Fachbereich Veterinärmedizin



    The ruminal anion channel: a pathway for the efflux of SCFA (2009)

    XIth International Symposium on Ruminant Physiology
    Clermont-Ferrand/Frankreich, 05. – 09.09.2009
    XIth International Symposium on Ruminant Physiology
    Wageningen, The Netherlands: Wageningen Academic Publishers, 2009 — S. 366
    ISBN: 978-90-8686-119-4
    Institut für Veterinär-Physiologie

    Oertzenweg 19 b
    14163 Berlin
    Tel.+49 30 838 62600 Fax.+49 30 838-62610

    Abstract / Zusammenfassung

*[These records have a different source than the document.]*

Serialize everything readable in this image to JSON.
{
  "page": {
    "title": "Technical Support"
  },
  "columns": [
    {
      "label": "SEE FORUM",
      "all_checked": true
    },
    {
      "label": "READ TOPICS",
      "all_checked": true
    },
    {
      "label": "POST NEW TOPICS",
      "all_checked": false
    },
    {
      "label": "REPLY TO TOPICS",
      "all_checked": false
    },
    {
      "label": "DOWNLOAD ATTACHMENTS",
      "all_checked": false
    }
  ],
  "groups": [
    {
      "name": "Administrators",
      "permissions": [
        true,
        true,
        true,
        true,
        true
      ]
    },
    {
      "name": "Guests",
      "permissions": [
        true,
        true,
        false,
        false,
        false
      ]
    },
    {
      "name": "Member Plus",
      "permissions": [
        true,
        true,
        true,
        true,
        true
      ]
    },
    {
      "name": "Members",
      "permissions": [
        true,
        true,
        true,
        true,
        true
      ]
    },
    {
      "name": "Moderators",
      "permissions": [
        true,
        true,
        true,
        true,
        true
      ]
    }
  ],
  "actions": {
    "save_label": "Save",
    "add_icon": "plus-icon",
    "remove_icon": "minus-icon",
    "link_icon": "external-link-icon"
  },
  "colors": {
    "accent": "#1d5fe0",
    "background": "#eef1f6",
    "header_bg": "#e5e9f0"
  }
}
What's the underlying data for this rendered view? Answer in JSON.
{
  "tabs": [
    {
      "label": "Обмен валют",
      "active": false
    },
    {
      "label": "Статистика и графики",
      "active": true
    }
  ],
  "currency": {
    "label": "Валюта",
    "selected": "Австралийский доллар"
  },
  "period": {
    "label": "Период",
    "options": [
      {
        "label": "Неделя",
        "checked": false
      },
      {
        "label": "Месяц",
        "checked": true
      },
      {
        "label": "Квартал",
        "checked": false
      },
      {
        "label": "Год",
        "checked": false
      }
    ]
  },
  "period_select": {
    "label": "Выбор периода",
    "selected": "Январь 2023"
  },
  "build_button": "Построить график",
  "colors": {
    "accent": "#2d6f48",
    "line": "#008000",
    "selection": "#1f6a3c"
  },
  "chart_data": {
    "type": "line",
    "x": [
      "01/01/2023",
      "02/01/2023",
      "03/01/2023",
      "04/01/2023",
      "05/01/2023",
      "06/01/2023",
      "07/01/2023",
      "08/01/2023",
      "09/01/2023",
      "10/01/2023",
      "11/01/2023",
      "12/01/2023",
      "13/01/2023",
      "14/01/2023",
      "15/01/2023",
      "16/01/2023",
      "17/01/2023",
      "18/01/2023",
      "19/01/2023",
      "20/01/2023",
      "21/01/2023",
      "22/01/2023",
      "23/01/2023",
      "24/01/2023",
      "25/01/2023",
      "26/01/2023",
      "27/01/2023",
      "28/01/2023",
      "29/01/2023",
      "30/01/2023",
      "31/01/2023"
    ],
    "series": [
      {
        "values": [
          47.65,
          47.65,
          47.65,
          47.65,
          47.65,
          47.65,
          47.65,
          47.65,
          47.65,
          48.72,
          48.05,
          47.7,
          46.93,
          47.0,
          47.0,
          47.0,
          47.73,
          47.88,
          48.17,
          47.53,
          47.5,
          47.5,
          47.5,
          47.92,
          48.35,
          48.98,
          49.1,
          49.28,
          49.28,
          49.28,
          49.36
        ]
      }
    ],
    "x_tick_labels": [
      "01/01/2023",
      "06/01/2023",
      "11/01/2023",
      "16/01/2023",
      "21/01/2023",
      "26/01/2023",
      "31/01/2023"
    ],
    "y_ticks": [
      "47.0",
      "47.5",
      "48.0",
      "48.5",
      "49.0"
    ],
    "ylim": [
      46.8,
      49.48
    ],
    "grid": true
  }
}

    Rapid absorption of SCFA from the rumen is of crucial importance for the prevention of ruminal acidosis, but our understanding of the absorptive pathway is incomplete. Uptake of SCFA leads to a stimulation of sodium absorption via NHE (Gäbel et al., 1991), suggesting that SCFA acidify the intraepithelial space either by uptake of the undissociated SCFA, or via exchange of the anion for HCO3- (Aschenbach et al., 2009). Conversely, basolateral efflux of acetate probably occurs through a recently characterized large conductance anion channel (Stumpff et al., 2009) that has previously been postulated to mediate efflux of chloride (Sehested et al., 1999; Leonhard-Marek et al., 2006). However, acidification of the ruminal epithelium by SCFA has never been directly demonstrated, and the basolateral efflux pathway for SCFAs other than acetate remains unclear. In the current study, the response of intraepithelial pH to the application of SCFA was studied in the intact tissue using pH sensitive microelectrodes. The permeability of the anion channel for propionate was studied on isolated cells from the ruminal epithelium using the patch clamp technique.
    The microelectrode experiments confirm the presence of an apical pH microclimate within the stratum corneum and the acidifying effects of SCFA as suggested previously (Gäbel et al., 1991). The patch clamp data show that the ruminal anion channel conducts not only acetate as recently reported (Stumpff et al., 2009), but also propionate. We suggest that in the intact tissue, this channel is basolaterally located and mediates efflux of anions such as chloride, acetate and propionate, driven by the potential generated by the Na+-K+-ATPase. This mechanism should be helpful in maintaining cellular volume and thus, contribute to the ability of the ruminal epithelium to absorb SCFA.